4. Call yourself an alcoholic. Foley adopts the label directly: “I am an alcoholic.” This is vital, because when you’re also a crook, anti-Semite, or pervert, “alcoholic” sounds so much nicer. Millions of people are alcoholic or love someone who’s alcoholic. Embrace the label, and they’ll embrace you. Roth adds a nifty twist to this maneuver, calling Foley “a closet drinker.” Everyone knows Foley had a closet. The only question is what’s in it. Booze is the least shocking answer he can hope to get away with.

5. Duck and recover. It’s no fun explaining why you sold your vote for casino chips or asked an underage lacrosse player what he does in the nude. Your best move is to disappear into the nearest substance-abuse clinic, where you can “recover” until the media pack has moved on. That’s what Ney did when reporters demanded to know whether he’d resign. “He is taking things one step at a time,” Ney’s lawyer told them. Roth brushes aside questions about Foley’s fate the same way. “Those issues will be dealt with when Mark’s treatment hopefully results in his recovery,” he says. “He’s in treatment” sounds so much better than “no comment.”

6. Ask for help. If you’re the villain in the present drama, replace it with a new drama in which you’re the victim. “I am asking the Jewish community, whom I have personally offended, to help me on my journey through recovery,” said Gibson. “Over the years, I have worked to help others, but now I am the one that needs help,” said Ney. Now Foley needs help, too. “The focus of our work,” says Roth, “has been exclusively dedicated to getting Mark the help that he acknowledged that he needed and could not deal with on his own.”

7. Medicate promptly. No one will believe you if you promise to stop hating Jews, taking bribes, or flirting with boys tomorrow. Reform takes time. But recast your character problem as a substance problem and you can “treat” it right away. “I have begun an ongoing program of recovery,” Gibson announced four days after his slurs became public. It worked: By the time he came up for sentencing, the judge gave him credit for having “‘already engaged in an extensive amount of rehabilitation.” Ney took the same approach, embracing “professional help” for his “dependency.” Foley, moving even more quickly, has announced his “immediate treatment for alcoholism and related behavioral problems.” The story of what you did may get worse, but the story of your “treatment” always gets better.

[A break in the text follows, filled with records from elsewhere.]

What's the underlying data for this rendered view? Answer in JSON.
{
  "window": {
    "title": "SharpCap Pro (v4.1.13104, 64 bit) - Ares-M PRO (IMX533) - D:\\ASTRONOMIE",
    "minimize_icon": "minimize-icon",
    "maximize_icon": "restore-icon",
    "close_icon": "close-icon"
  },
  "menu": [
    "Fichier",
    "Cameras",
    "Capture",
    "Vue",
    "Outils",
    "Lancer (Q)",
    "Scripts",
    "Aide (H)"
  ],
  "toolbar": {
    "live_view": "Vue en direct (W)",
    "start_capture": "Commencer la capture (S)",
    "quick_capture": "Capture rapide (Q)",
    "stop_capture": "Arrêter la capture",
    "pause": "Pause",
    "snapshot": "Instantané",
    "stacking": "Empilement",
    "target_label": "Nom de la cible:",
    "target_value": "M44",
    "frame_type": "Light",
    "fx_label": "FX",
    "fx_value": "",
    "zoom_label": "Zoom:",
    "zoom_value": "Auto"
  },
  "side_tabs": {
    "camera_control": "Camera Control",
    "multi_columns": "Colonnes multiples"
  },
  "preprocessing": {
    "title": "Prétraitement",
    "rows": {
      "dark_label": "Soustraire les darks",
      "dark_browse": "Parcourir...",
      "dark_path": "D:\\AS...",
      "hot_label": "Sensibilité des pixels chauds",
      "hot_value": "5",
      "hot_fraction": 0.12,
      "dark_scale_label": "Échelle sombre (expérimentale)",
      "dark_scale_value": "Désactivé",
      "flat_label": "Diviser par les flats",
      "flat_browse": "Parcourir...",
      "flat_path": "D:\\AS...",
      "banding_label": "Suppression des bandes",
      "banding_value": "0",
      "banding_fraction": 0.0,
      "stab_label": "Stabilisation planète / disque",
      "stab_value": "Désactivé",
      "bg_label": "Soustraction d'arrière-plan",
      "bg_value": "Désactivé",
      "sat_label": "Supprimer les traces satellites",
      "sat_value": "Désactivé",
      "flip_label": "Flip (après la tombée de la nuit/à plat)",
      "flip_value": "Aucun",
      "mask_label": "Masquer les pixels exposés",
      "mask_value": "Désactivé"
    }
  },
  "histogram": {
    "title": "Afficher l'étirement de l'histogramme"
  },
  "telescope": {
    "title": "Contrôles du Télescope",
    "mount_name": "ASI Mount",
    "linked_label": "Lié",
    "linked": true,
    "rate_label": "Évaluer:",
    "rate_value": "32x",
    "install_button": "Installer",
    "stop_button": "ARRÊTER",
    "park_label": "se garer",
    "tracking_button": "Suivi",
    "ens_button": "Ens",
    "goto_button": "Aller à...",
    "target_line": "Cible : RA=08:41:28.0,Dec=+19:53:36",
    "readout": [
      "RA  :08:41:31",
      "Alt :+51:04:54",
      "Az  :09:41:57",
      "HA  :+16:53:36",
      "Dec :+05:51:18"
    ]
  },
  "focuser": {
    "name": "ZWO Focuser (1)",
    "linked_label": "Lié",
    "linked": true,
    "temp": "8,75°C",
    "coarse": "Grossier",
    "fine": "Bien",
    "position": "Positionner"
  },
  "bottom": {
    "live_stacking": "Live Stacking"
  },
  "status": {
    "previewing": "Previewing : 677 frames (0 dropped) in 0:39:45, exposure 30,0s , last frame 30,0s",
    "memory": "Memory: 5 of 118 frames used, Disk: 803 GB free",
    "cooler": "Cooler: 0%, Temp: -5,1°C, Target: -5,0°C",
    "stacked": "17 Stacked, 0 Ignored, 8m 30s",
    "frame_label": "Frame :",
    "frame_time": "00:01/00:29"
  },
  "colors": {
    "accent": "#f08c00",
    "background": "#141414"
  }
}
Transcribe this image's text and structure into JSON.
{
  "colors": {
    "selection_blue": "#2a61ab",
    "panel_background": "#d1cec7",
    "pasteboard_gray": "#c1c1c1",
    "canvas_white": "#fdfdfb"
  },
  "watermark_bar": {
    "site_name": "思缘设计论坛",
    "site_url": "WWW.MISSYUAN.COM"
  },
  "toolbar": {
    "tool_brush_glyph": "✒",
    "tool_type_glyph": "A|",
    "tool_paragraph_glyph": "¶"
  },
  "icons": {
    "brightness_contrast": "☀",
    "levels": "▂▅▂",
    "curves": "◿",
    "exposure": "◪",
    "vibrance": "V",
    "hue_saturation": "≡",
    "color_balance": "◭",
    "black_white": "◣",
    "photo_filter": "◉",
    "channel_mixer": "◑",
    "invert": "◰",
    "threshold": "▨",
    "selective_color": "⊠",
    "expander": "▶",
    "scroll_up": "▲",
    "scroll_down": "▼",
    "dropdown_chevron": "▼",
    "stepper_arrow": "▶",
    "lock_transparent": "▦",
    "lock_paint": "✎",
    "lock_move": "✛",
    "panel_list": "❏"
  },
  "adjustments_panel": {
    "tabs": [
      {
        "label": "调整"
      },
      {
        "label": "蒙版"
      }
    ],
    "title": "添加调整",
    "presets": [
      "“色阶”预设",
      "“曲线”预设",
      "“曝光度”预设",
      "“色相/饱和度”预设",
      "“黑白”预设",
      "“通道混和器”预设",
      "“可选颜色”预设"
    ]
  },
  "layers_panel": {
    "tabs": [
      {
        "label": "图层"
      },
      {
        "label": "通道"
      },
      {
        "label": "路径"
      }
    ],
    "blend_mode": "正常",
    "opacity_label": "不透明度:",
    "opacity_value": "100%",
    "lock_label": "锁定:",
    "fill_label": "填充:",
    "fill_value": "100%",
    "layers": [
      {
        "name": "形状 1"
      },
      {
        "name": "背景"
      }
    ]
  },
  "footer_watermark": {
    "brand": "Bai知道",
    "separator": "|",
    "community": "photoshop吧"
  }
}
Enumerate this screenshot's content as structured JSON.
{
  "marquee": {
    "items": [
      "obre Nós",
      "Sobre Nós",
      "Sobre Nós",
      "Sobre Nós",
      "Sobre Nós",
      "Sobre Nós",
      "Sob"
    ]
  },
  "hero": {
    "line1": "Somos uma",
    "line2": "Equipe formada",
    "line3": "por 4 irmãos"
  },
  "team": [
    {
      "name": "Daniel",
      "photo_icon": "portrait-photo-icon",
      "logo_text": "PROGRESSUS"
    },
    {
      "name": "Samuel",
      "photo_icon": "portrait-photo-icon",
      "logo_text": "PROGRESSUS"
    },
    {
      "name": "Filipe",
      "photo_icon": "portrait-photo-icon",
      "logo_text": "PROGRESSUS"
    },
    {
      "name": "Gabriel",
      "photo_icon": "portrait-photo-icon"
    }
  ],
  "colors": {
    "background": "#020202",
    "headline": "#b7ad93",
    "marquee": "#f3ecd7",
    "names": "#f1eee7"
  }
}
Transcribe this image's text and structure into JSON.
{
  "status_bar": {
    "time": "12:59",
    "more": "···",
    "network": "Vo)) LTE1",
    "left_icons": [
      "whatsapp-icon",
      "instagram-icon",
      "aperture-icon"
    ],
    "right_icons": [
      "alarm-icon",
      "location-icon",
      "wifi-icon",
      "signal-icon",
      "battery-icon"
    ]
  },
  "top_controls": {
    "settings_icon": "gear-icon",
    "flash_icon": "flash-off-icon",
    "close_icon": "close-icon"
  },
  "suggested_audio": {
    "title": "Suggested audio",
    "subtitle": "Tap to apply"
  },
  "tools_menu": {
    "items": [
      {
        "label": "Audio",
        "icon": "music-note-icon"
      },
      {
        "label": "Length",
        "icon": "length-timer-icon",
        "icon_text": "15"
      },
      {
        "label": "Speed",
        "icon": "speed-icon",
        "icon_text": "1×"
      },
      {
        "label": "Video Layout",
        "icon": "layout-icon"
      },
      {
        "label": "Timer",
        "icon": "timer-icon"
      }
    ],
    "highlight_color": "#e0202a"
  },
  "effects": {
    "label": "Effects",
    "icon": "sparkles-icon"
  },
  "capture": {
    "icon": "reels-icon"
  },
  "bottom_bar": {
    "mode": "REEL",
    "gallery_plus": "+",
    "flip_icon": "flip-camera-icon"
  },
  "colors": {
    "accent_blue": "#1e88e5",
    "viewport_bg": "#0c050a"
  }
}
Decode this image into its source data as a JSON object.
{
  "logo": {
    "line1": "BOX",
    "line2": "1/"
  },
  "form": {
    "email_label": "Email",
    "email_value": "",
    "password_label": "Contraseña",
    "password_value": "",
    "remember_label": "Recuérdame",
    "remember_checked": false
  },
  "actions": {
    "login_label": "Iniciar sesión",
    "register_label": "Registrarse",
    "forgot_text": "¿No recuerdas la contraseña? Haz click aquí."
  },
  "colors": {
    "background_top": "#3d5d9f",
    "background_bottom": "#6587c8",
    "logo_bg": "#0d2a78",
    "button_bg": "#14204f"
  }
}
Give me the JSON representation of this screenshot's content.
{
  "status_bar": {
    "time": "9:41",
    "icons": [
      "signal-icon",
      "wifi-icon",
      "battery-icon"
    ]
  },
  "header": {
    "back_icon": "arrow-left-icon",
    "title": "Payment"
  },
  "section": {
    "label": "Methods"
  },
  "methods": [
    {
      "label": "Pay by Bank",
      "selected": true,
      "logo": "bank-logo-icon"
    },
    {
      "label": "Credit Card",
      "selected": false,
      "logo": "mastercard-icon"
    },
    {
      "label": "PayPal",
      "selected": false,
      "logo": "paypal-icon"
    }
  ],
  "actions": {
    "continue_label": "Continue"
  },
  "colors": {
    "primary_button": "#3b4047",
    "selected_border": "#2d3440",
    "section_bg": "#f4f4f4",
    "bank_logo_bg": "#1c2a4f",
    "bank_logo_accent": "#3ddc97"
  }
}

8. Take credit for fighting your addiction. While blaming your sins on factors beyond your control, don’t hesitate to frame your flight to the clinic as an act of courage and free will. “I have battled the disease of alcoholism for all of my adult life,” Gibson declared. Foley, too, is a hero. “Mark voluntarily entered a substance abuse and mental health facility,” says Roth. “This decision was Mark’s … This was a life decision, not a tactical one made by others.”

9. Compartmentalize the problem. While using alcohol to explain away everything from golf junkets to selling commercial endorsements in the Congressional Record, never admit to drinking on the job. Remember, alcohol pervaded your life but not your schedule. Despite amorous instant messages in which Foley tells a young man “we are still voting” and “I better go vote,” Roth insists Foley “was never under the influence of alcohol while he was a public servant.” Instead, Foley drank only “alone” and “at night.”

10. Add excuses as needed. Two days after declaring himself an alcoholic, Foley announced that as a boy, he had been molested by a clergyman. “Mark does not blame the trauma he sustained as a young adolescent for his totally inappropriate emails and IM’s. He continues to offer no excuse whatsoever for his conduct,” said Roth. But the spokesman continued: “As is so often the case with victims of abuse, Mark advises that he kept his shame to himself for almost 40 years.” Who needs a scapegoat when you’ve got a “trauma” that recasts you as the “victim”? The most powerful excuses are those you never call by that name.